++++ DATA SUPPLIED ++++

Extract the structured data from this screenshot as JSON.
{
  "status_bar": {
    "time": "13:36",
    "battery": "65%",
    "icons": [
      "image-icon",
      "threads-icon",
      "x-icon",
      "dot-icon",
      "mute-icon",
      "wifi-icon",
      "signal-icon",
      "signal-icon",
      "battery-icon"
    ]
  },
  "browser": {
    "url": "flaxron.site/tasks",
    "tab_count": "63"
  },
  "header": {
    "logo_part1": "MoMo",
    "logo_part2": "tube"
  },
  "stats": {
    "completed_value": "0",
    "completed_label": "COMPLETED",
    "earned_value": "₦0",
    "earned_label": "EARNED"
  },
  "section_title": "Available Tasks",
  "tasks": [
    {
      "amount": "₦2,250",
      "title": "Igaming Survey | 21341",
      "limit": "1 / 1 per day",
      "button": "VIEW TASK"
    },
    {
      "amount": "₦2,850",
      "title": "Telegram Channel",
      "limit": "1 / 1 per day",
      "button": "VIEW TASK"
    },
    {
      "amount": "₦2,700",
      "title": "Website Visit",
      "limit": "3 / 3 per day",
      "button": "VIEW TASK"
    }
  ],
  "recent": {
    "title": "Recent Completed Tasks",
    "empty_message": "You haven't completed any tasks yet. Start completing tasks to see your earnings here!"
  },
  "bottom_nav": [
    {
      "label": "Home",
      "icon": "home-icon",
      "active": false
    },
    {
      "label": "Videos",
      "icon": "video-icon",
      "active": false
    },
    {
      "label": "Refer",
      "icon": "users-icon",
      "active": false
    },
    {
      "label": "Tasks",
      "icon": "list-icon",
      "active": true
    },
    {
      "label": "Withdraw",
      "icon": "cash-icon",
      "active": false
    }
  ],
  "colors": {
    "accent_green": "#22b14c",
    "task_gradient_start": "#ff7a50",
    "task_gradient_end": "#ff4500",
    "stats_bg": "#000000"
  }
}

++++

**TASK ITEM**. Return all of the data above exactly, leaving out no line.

**EXERCISE RESPONSE**.
Extract the structured data from this screenshot as JSON.
{
  "status_bar": {
    "time": "13:36",
    "battery": "65%",
    "icons": [
      "image-icon",
      "threads-icon",
      "x-icon",
      "dot-icon",
      "mute-icon",
      "wifi-icon",
      "signal-icon",
      "signal-icon",
      "battery-icon"
    ]
  },
  "browser": {
    "url": "flaxron.site/tasks",
    "tab_count": "63"
  },
  "header": {
    "logo_part1": "MoMo",
    "logo_part2": "tube"
  },
  "stats": {
    "completed_value": "0",
    "completed_label": "COMPLETED",
    "earned_value": "₦0",
    "earned_label": "EARNED"
  },
  "section_title": "Available Tasks",
  "tasks": [
    {
      "amount": "₦2,250",
      "title": "Igaming Survey | 21341",
      "limit": "1 / 1 per day",
      "button": "VIEW TASK"
    },
    {
      "amount": "₦2,850",
      "title": "Telegram Channel",
      "limit": "1 / 1 per day",
      "button": "VIEW TASK"
    },
    {
      "amount": "₦2,700",
      "title": "Website Visit",
      "limit": "3 / 3 per day",
      "button": "VIEW TASK"
    }
  ],
  "recent": {
    "title": "Recent Completed Tasks",
    "empty_message": "You haven't completed any tasks yet. Start completing tasks to see your earnings here!"
  },
  "bottom_nav": [
    {
      "label": "Home",
      "icon": "home-icon",
      "active": false
    },
    {
      "label": "Videos",
      "icon": "video-icon",
      "active": false
    },
    {
      "label": "Refer",
      "icon": "users-icon",
      "active": false
    },
    {
      "label": "Tasks",
      "icon": "list-icon",
      "active": true
    },
    {
      "label": "Withdraw",
      "icon": "cash-icon",
      "active": false
    }
  ],
  "colors": {
    "accent_green": "#22b14c",
    "task_gradient_start": "#ff7a50",
    "task_gradient_end": "#ff4500",
    "stats_bg": "#000000"
  }
}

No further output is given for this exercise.